The records follow. Filter them to the lines that hold "desc".

=== STUDY MATERIAL ===

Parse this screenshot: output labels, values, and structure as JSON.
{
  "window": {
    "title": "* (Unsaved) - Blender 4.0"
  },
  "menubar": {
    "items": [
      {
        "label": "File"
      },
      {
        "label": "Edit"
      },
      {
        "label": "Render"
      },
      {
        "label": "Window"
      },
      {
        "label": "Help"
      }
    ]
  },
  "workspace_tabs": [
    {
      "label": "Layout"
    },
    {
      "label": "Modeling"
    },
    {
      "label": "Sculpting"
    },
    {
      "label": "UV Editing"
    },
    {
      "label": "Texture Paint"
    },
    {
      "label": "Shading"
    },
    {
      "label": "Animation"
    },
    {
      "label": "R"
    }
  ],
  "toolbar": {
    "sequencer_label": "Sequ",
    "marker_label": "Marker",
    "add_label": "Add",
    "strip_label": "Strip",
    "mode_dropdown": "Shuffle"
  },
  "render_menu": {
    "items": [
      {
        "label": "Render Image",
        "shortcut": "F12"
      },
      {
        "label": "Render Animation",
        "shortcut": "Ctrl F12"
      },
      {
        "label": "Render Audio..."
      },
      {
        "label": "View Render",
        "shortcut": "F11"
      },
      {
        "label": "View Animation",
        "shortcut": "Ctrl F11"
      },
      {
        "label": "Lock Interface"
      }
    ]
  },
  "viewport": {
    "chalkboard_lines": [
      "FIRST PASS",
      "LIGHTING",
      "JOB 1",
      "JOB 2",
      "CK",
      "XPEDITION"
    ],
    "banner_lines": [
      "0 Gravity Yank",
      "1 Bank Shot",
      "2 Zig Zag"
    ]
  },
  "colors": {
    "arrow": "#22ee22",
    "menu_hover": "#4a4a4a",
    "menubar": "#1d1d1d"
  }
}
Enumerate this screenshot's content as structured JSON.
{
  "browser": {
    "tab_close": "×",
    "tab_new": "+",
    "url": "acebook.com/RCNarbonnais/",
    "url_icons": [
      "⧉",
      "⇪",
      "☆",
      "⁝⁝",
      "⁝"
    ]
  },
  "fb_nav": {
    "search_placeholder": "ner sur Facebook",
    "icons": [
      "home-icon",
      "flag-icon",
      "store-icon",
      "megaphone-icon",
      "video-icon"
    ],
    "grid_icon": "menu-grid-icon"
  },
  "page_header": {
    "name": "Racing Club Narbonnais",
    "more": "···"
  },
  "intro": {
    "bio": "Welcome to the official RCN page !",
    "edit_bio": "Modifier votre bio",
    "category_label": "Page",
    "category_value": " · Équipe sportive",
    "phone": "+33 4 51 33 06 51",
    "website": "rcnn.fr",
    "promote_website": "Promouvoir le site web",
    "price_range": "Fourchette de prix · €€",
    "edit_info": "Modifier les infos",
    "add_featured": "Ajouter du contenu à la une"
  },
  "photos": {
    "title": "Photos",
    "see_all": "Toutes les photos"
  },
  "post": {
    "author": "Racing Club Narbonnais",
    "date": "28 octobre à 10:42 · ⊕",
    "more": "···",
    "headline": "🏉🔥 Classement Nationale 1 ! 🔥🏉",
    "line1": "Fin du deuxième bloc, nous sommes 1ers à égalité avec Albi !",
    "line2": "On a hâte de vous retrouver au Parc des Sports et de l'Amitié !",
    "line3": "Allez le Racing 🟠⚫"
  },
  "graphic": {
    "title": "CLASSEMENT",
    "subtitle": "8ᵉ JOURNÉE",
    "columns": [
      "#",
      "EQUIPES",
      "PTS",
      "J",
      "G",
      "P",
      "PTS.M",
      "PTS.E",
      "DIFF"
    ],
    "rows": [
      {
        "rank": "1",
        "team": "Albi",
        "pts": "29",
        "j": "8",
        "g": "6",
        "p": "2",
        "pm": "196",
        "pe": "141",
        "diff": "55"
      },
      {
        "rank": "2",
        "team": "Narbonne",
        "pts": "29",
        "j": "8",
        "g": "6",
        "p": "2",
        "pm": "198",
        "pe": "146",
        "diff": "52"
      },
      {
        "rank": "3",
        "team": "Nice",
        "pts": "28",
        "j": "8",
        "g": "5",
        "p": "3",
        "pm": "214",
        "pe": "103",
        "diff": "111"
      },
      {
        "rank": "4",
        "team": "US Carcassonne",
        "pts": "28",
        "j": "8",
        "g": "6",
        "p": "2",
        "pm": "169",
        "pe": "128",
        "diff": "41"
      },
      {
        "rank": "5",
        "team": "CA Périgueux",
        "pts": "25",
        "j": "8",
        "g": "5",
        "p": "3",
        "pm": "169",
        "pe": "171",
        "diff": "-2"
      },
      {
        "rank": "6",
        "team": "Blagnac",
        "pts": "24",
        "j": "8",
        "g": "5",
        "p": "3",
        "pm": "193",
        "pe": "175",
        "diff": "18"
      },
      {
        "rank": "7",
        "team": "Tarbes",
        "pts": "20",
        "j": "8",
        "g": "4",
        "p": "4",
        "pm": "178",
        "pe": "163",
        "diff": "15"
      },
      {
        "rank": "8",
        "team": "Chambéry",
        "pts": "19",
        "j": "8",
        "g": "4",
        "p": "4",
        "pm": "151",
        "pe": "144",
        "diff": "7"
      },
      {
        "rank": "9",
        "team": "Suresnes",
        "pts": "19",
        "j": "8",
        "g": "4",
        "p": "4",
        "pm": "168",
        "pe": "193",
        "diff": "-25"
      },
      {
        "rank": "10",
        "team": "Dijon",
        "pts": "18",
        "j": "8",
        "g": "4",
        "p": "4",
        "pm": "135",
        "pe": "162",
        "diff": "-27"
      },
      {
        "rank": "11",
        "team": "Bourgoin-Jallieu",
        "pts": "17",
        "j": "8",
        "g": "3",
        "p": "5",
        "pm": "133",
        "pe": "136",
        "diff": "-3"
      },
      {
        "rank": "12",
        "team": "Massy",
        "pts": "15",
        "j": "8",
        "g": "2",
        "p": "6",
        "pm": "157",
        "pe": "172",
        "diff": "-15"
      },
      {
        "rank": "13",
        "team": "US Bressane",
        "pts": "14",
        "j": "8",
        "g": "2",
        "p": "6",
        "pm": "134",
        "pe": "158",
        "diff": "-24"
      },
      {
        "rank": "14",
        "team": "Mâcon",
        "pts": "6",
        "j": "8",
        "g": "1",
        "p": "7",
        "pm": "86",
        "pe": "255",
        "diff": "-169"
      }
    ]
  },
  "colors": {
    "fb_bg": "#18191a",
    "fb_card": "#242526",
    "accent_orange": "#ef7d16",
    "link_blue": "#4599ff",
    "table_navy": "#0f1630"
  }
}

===
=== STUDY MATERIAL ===

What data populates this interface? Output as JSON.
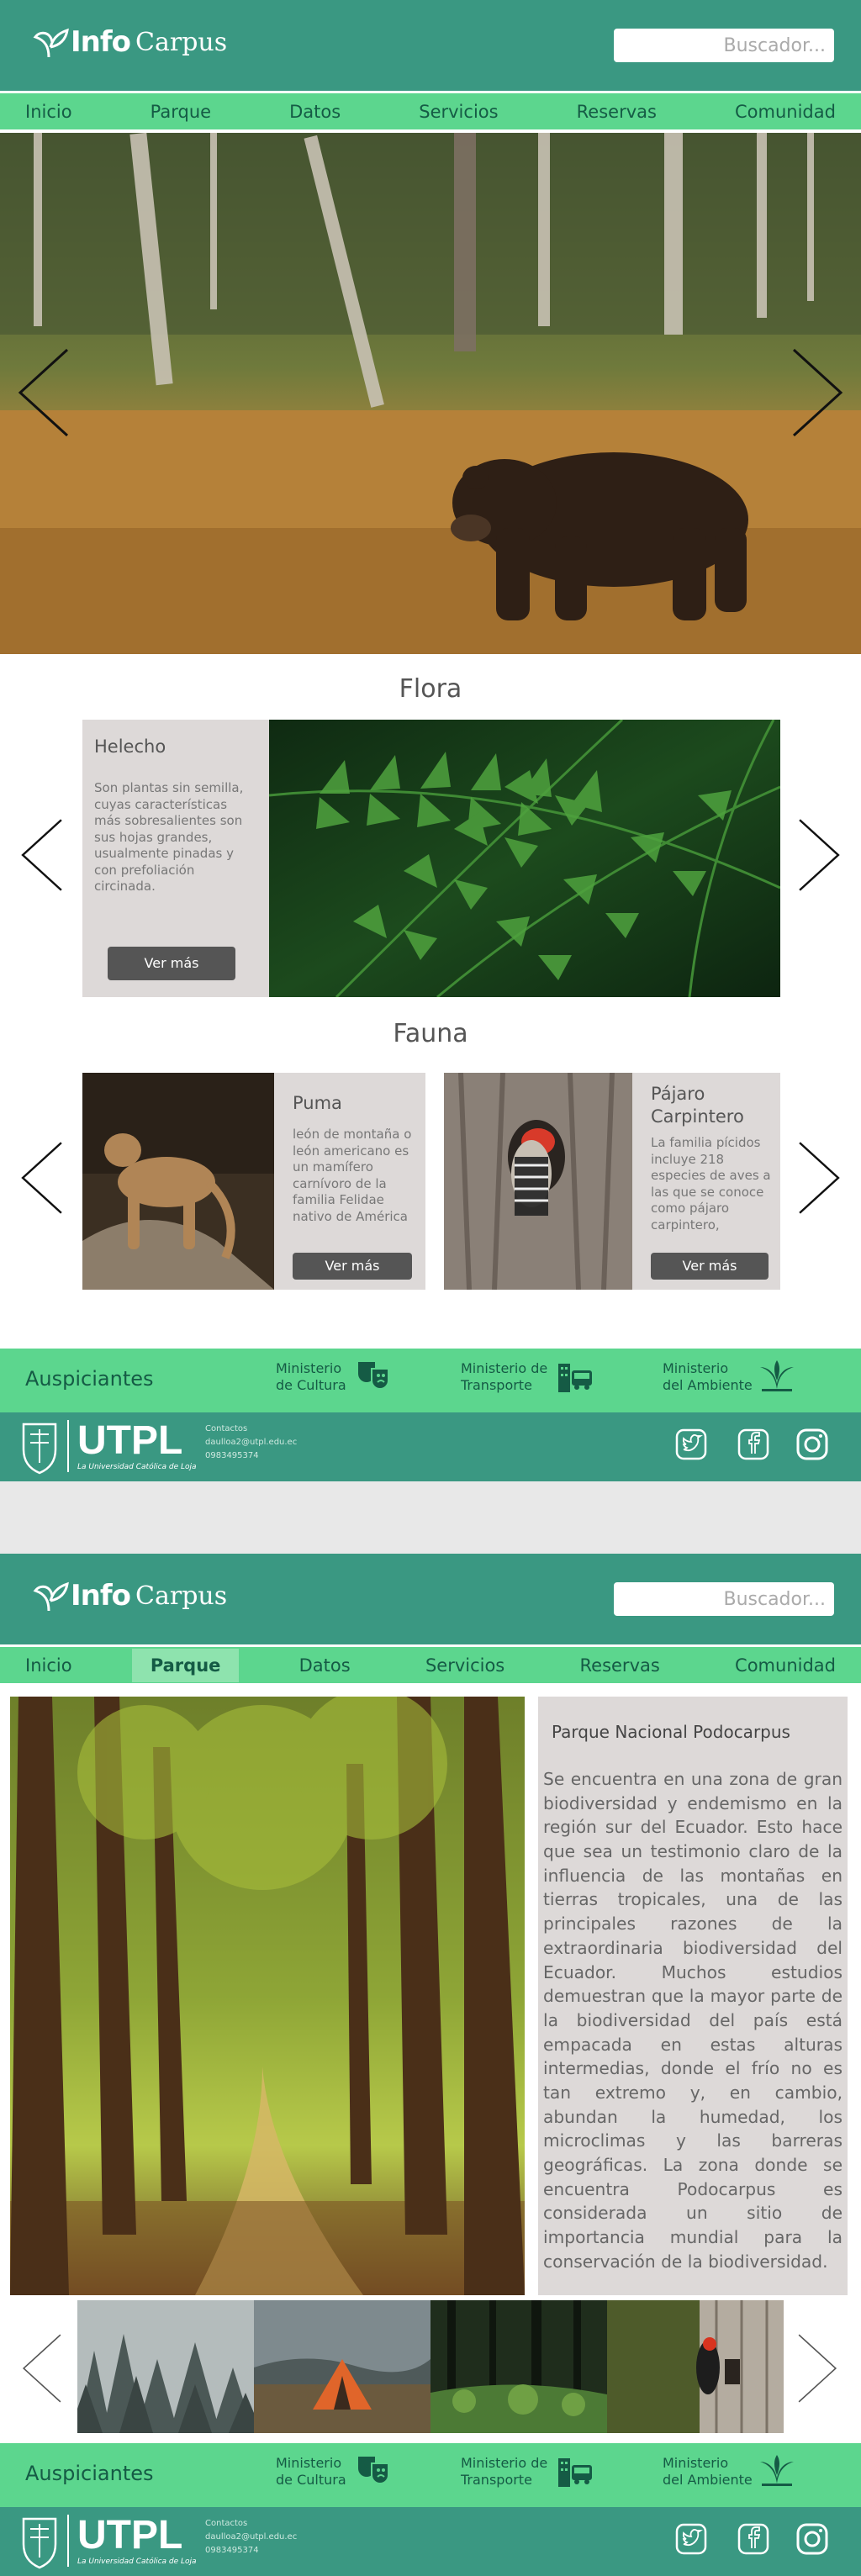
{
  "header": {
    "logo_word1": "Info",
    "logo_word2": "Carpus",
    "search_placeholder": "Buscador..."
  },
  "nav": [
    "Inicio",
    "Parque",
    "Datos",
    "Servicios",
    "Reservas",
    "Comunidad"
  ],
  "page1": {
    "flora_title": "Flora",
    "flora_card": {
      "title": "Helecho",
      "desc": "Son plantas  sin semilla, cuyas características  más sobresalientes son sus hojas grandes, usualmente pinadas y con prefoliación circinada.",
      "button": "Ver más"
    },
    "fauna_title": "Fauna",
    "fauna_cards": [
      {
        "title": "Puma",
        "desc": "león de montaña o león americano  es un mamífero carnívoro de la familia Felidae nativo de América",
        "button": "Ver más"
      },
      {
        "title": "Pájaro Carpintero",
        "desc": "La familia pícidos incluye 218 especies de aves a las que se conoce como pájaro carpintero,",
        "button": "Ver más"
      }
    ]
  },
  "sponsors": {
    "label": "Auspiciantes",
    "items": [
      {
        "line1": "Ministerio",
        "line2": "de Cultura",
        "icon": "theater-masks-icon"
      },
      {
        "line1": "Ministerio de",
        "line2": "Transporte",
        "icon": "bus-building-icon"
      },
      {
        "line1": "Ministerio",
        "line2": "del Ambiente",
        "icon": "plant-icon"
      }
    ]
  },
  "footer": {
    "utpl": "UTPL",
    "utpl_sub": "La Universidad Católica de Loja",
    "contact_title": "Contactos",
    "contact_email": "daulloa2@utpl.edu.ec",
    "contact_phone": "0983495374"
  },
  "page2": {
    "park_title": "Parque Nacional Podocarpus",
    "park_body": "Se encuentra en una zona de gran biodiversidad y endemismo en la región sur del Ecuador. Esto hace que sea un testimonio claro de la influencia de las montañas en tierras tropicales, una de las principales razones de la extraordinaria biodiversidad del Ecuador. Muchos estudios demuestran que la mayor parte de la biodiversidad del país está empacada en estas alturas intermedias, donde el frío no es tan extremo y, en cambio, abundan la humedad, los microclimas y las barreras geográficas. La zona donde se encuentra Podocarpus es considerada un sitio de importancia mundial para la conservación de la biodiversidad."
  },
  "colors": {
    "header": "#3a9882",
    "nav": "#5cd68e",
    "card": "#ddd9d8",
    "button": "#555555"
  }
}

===

EXERCISE SOLUTION:
      "desc": "Son plantas  sin semilla, cuyas características  más sobresalientes son sus hojas grandes, usualmente pinadas y con prefoliación circinada.",
        "desc": "león de montaña o león americano  es un mamífero carnívoro de la familia Felidae nativo de América",
        "desc": "La familia pícidos incluye 218 especies de aves a las que se conoce como pájaro carpintero,",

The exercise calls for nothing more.